TASK STATEMENT | In the listing below, report how many lines include the string "JSON", giving only that number.

[Start of section]

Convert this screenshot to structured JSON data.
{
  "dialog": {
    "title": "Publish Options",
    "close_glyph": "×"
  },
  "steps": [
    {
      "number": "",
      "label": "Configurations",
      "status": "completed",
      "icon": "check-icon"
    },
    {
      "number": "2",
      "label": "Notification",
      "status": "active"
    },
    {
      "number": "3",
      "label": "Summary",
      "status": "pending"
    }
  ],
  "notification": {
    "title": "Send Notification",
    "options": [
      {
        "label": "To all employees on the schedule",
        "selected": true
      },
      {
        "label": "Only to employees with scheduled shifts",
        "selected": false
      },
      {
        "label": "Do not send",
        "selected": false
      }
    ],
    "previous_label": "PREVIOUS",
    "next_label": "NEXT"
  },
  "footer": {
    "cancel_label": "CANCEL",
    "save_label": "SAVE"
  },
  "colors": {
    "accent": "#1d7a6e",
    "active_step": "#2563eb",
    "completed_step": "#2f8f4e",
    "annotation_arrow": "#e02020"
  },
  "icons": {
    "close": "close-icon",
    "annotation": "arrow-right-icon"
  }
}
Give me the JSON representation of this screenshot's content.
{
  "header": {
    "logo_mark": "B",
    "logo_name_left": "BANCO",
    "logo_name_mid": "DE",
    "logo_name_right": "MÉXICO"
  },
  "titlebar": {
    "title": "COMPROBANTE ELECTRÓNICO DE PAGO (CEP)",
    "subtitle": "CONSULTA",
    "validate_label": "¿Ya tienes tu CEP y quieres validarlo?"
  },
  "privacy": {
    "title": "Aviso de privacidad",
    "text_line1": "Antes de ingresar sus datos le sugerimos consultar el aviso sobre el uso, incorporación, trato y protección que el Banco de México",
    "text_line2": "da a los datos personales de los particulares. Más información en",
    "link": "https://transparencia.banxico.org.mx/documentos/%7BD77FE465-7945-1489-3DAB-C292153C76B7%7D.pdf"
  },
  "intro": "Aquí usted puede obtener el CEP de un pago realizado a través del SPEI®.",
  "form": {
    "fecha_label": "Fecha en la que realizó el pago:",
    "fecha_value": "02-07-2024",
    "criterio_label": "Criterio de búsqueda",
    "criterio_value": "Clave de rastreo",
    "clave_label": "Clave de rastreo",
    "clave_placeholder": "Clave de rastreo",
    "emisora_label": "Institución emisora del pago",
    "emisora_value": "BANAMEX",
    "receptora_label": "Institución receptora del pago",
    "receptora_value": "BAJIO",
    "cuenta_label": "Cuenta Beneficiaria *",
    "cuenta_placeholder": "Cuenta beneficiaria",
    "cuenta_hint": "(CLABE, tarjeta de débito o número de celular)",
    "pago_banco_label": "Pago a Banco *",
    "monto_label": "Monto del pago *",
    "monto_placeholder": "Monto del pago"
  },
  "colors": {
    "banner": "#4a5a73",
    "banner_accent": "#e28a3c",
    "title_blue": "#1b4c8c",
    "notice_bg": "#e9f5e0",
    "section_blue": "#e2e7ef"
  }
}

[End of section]
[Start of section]

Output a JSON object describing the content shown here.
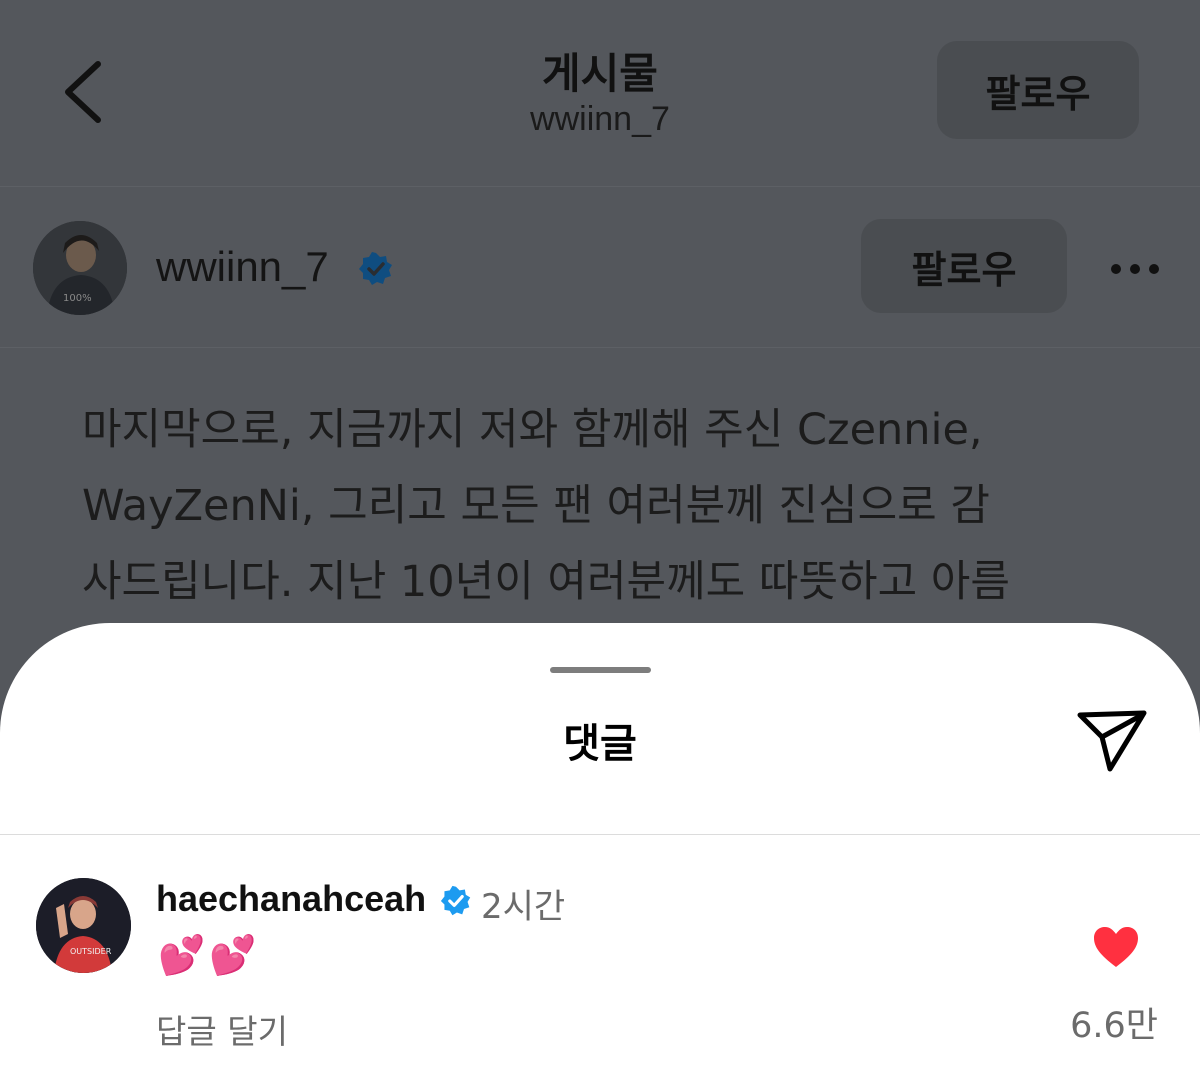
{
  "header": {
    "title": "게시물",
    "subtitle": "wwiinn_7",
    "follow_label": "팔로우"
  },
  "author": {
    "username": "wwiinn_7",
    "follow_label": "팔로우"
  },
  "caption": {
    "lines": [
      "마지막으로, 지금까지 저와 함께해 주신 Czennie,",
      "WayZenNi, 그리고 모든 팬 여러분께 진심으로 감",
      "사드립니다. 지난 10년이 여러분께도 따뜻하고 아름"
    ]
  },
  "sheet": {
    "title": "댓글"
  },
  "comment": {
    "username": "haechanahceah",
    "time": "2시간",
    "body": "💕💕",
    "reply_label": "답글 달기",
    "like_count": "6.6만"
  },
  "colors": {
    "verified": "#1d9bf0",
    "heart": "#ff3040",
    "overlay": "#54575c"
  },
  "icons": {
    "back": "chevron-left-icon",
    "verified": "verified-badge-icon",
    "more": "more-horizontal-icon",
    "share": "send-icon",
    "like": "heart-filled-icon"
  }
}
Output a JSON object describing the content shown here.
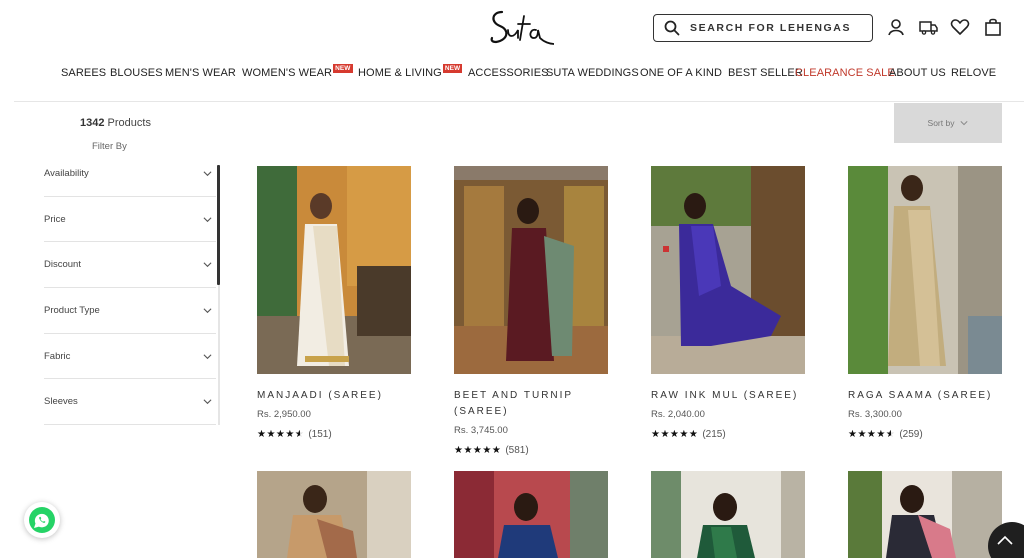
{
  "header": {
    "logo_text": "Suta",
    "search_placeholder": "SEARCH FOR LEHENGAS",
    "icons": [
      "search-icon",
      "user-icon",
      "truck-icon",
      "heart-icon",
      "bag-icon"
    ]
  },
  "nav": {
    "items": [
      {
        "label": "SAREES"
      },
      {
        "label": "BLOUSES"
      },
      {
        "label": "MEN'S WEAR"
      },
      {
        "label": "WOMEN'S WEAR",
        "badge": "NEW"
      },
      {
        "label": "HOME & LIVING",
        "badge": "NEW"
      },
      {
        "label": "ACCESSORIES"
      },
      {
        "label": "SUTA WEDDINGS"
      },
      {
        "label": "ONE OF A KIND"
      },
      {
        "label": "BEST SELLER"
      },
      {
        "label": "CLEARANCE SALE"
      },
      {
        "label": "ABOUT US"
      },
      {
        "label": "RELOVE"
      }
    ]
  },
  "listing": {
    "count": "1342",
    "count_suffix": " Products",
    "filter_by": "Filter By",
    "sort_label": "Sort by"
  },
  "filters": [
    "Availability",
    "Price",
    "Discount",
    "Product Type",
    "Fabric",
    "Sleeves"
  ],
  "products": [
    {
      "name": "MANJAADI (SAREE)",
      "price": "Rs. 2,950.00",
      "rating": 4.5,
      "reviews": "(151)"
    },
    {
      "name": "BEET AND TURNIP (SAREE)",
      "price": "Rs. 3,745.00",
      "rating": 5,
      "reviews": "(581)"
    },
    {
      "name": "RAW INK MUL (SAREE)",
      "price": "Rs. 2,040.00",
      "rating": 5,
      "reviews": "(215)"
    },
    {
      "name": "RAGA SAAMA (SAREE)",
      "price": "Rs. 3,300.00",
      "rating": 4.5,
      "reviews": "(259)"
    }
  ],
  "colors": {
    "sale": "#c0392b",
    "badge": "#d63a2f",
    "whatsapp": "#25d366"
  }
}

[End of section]
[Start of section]

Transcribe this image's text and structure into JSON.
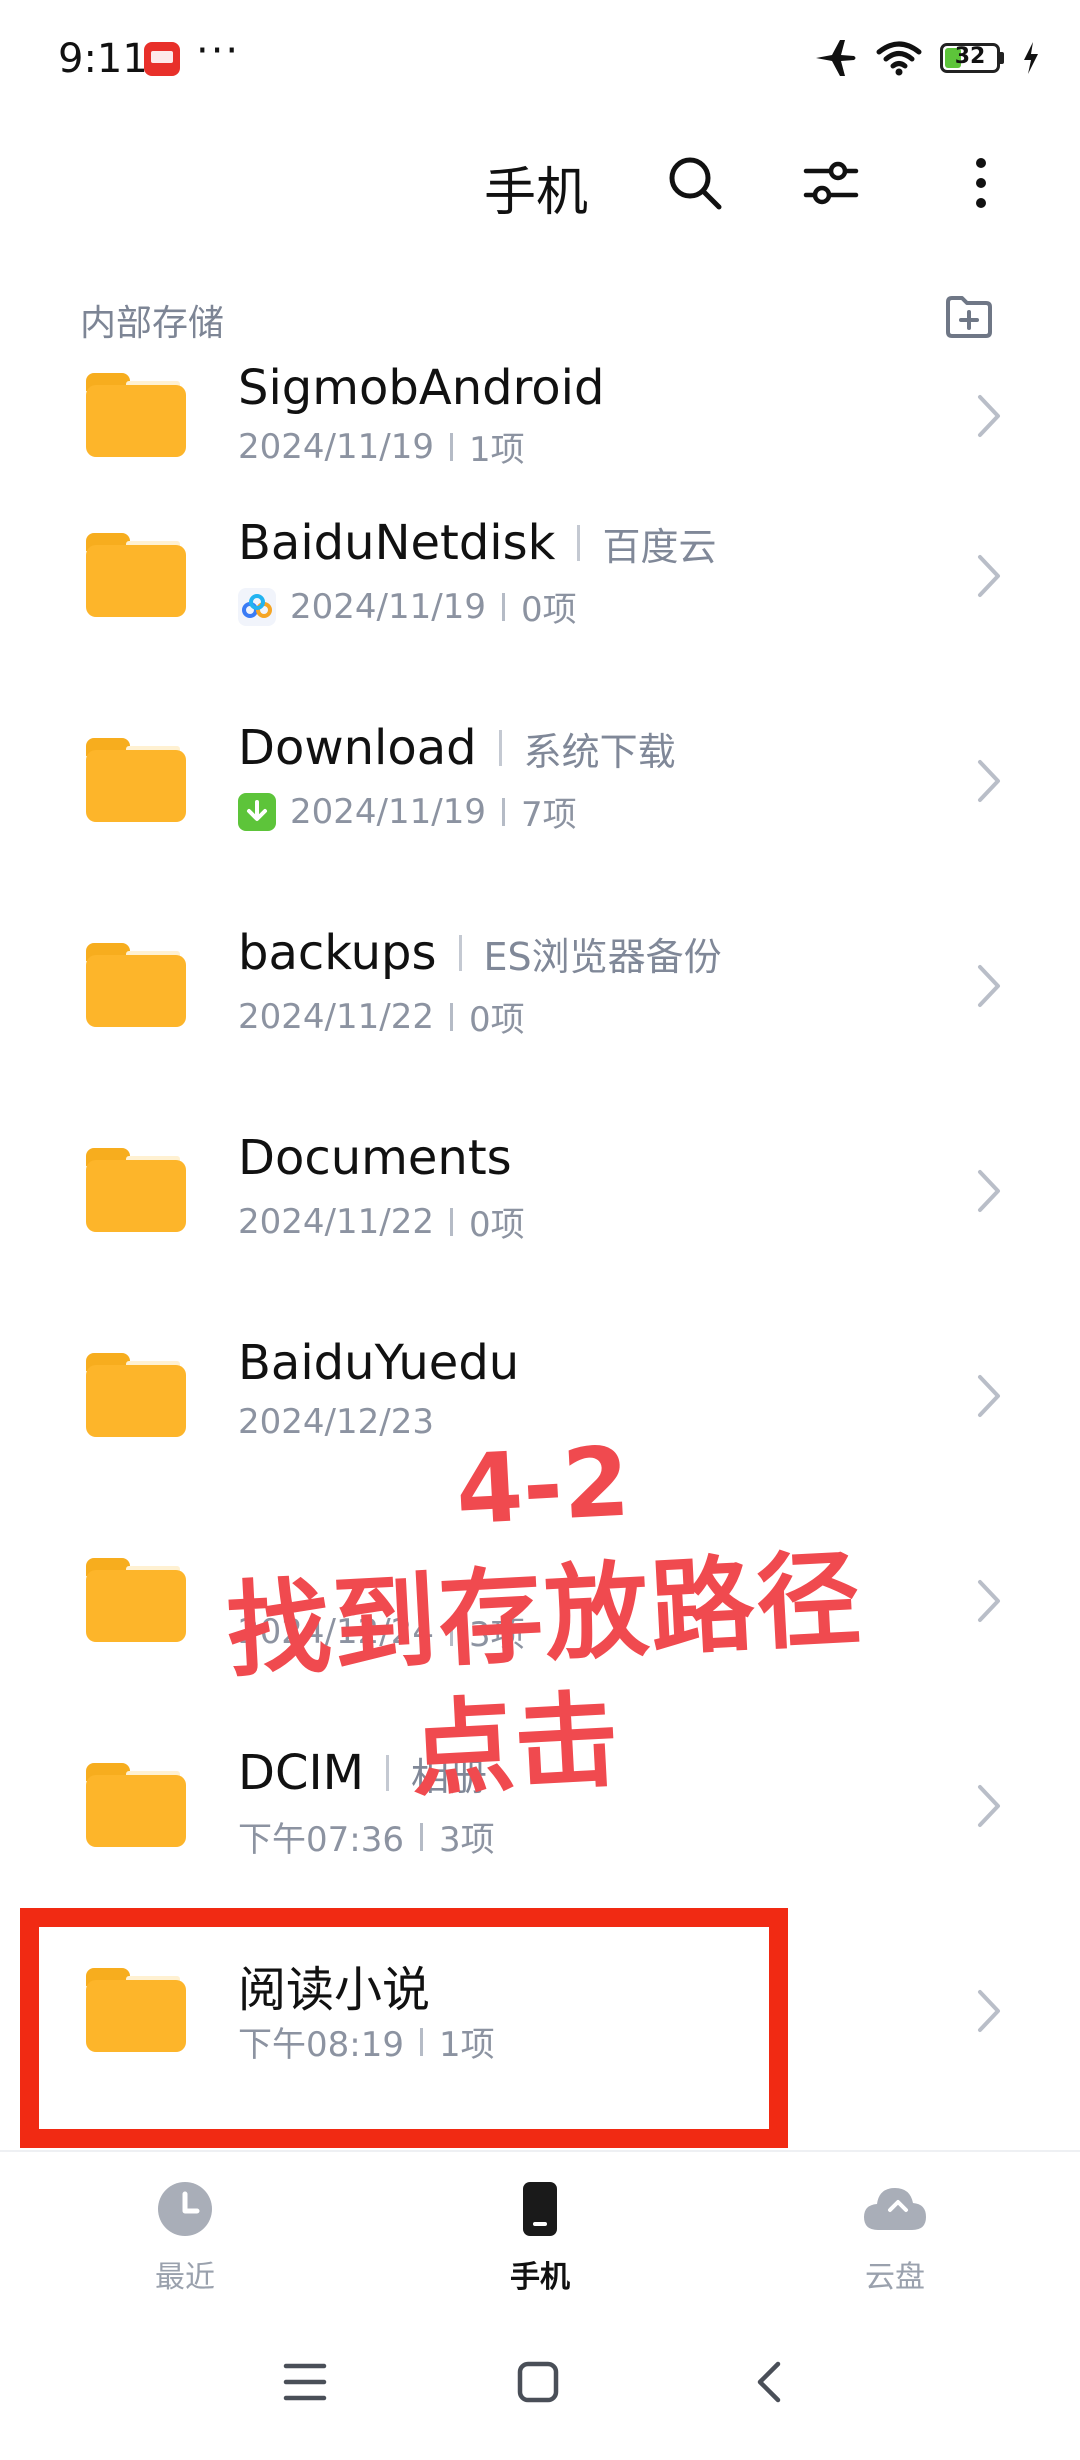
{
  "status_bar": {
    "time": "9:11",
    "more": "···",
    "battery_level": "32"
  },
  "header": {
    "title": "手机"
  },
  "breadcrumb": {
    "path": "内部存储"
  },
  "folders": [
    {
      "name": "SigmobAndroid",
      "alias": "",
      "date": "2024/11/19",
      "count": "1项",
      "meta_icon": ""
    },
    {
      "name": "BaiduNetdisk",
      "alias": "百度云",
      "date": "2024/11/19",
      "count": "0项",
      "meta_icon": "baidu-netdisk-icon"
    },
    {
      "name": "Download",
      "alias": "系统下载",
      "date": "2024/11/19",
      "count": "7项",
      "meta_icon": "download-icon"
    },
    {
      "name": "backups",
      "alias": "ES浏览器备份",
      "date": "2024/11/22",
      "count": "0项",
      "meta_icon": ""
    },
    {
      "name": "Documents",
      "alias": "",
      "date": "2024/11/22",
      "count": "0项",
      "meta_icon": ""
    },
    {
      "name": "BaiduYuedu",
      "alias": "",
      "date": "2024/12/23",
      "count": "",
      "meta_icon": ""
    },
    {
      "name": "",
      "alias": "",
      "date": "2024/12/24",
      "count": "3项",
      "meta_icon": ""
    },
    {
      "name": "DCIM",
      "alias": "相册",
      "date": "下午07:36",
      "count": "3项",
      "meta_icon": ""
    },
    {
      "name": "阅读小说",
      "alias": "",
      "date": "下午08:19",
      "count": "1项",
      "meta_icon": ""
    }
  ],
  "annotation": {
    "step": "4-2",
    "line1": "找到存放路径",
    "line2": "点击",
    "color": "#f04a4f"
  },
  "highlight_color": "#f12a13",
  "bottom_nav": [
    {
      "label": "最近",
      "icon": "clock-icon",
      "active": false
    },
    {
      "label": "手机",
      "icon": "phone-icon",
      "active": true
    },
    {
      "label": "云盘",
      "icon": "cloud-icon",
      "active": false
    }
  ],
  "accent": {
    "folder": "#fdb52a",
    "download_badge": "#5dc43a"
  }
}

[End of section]

SOLUTION FOR THIS EXERCISE | 5